Looking for wild mushrooms? Look to Ukraine. The country is a hotbed for wild mushrooms — and foraging them to eat and sell is something of a national pastime.
This year, a bumper crop of mushrooms is rewarding locals with plenty to eat and sell to restaurants, which is helping some families navigate an economic downturn during the pandemic.
Related: How did tourism become so popular?
But because of the virus, other mushroom-loving Ukrainians are hurting — namely, tour guides who lead mushroom-foraging trips.
Andriy Gnytka is the founder of Green Ukraine, a company that designs tours for visitors to western Ukraine’s Carpathian Mountains. But although he’s a native Ukrainian, he didn’t always love mushrooms.
“It all started from one of my guests [who] was from Germany. And he said, ‘my wife would like to come to Ukraine to pick up mushrooms.’ And I said, who would go to another country to pick up mushrooms?”

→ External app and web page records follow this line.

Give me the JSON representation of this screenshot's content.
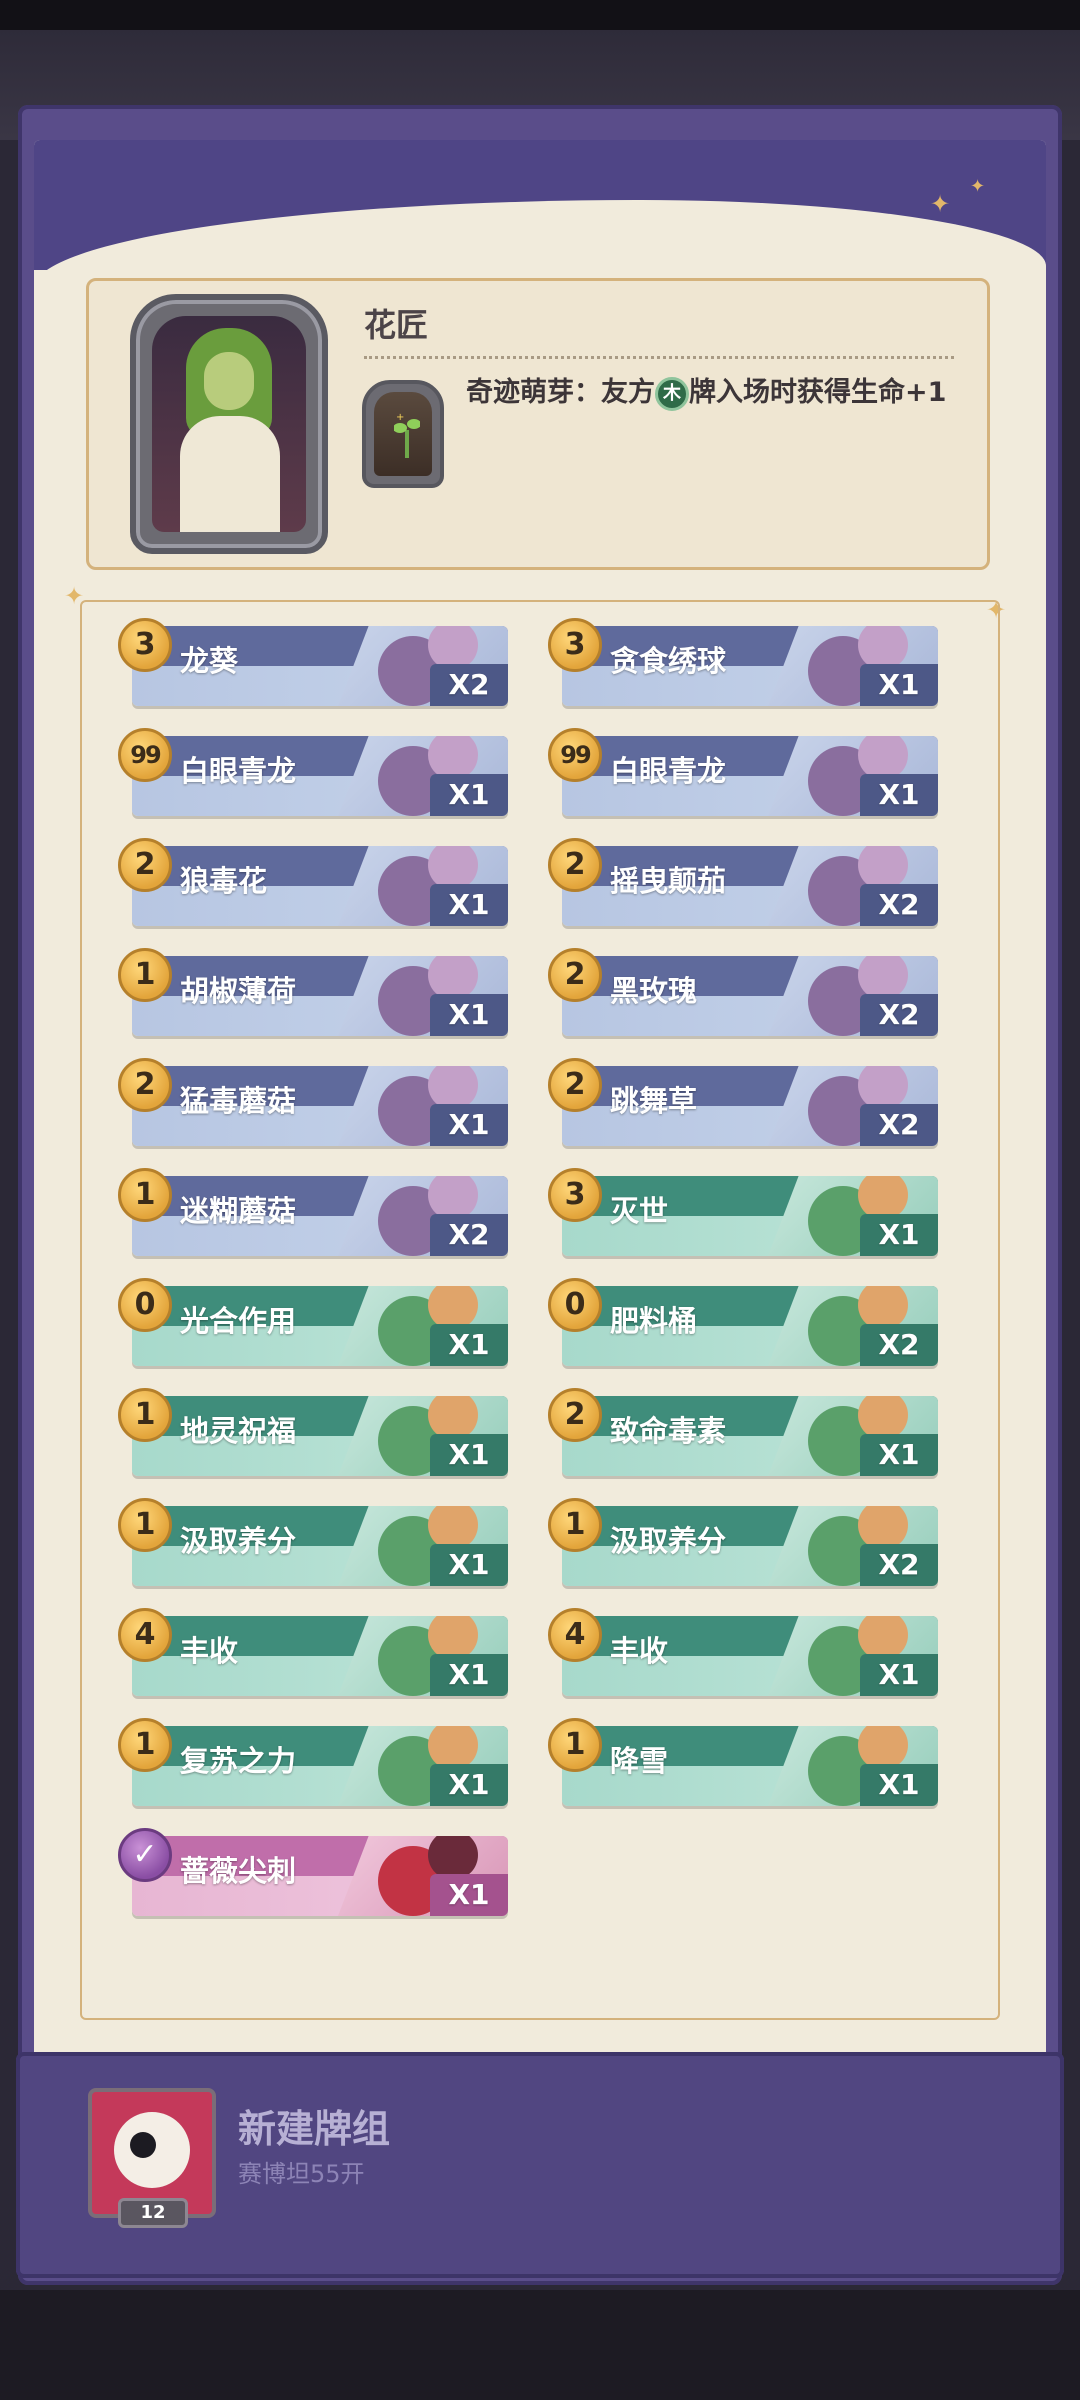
{
  "hero": {
    "name": "花匠",
    "skill_text_prefix": "奇迹萌芽：友方",
    "skill_badge": "木",
    "skill_text_suffix": "牌入场时获得生命+1"
  },
  "cards_left": [
    {
      "cost": "3",
      "name": "龙葵",
      "qty": "X2",
      "style": "blue"
    },
    {
      "cost": "99",
      "name": "白眼青龙",
      "qty": "X1",
      "style": "blue"
    },
    {
      "cost": "2",
      "name": "狼毒花",
      "qty": "X1",
      "style": "blue"
    },
    {
      "cost": "1",
      "name": "胡椒薄荷",
      "qty": "X1",
      "style": "blue"
    },
    {
      "cost": "2",
      "name": "猛毒蘑菇",
      "qty": "X1",
      "style": "blue"
    },
    {
      "cost": "1",
      "name": "迷糊蘑菇",
      "qty": "X2",
      "style": "blue"
    },
    {
      "cost": "0",
      "name": "光合作用",
      "qty": "X1",
      "style": "teal"
    },
    {
      "cost": "1",
      "name": "地灵祝福",
      "qty": "X1",
      "style": "teal"
    },
    {
      "cost": "1",
      "name": "汲取养分",
      "qty": "X1",
      "style": "teal"
    },
    {
      "cost": "4",
      "name": "丰收",
      "qty": "X1",
      "style": "teal"
    },
    {
      "cost": "1",
      "name": "复苏之力",
      "qty": "X1",
      "style": "teal"
    },
    {
      "cost": "✓",
      "name": "蔷薇尖刺",
      "qty": "X1",
      "style": "pink"
    }
  ],
  "cards_right": [
    {
      "cost": "3",
      "name": "贪食绣球",
      "qty": "X1",
      "style": "blue"
    },
    {
      "cost": "99",
      "name": "白眼青龙",
      "qty": "X1",
      "style": "blue"
    },
    {
      "cost": "2",
      "name": "摇曳颠茄",
      "qty": "X2",
      "style": "blue"
    },
    {
      "cost": "2",
      "name": "黑玫瑰",
      "qty": "X2",
      "style": "blue"
    },
    {
      "cost": "2",
      "name": "跳舞草",
      "qty": "X2",
      "style": "blue"
    },
    {
      "cost": "3",
      "name": "灭世",
      "qty": "X1",
      "style": "teal"
    },
    {
      "cost": "0",
      "name": "肥料桶",
      "qty": "X2",
      "style": "teal"
    },
    {
      "cost": "2",
      "name": "致命毒素",
      "qty": "X1",
      "style": "teal"
    },
    {
      "cost": "1",
      "name": "汲取养分",
      "qty": "X2",
      "style": "teal"
    },
    {
      "cost": "4",
      "name": "丰收",
      "qty": "X1",
      "style": "teal"
    },
    {
      "cost": "1",
      "name": "降雪",
      "qty": "X1",
      "style": "teal"
    }
  ],
  "deck": {
    "title": "新建牌组",
    "subtitle": "赛博坦55开",
    "level": "12"
  },
  "colors": {
    "frame_purple": "#5a4d8a",
    "parchment": "#f1ebdc",
    "gold": "#e3a53b",
    "card_blue": "#5f6a9c",
    "card_teal": "#3f8d7b",
    "card_pink": "#c06eaa"
  }
}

“It all started from one of my guests [who] was from Germany,” Gnytka said. “And he said, ‘My wife would like to come to Ukraine to pick up mushrooms.’ And I said, who would go to another country to pick up mushrooms?”
Gnytka hadn’t realized that foraging for mushrooms in his home region — which is rural and virtually untouched by modern industry — would appeal to visitors.
“Slowly, slowly, I had to learn something about mushrooms. How they grow, how to cook them,” he said. “And this is how we love each other, me and mushrooms.”
But this year, that love was unrequited. Even with a glut of mushrooms (porcini, chanterelle and morels are most common to the region), Gnytka didn’t have anyone to teach the joys of mushroom foraging.
In an average year, Gnytka’s company, which also leads horseback and Jeep tours, would see a steady stream of tourists from March to November.
“This year, I only had guests three times [because of the pandemic],” he said. “So, it's a really big problem for me.”
Courtesy of Andriy Gnytka
While Gnytka relies on tourists to pick mushrooms, some locals rely on the mushrooms themselves — picking them to sell to restaurants brings money in for those who have lost jobs during the pandemic.
“Most of the people, they pick up mushrooms and then they can earn some extra money by selling them,” Gnytka said.
But he said he doesn’t know anyone personally whose sole income comes from picking mushrooms — most of the foragers he knows who sell have some sort of additional income stream.
Gnytka does, too. In addition to Green Ukraine, he also runs a transport company. And while in quarantine, he developed a program that helps people find out if they’re being scammed by internet dating websites. That venture, he says, is doing well.
“You have to be flexible in this life,” said Gnytka, who has two young daughters.
“When tourism is zero, you have to think about what to do next.”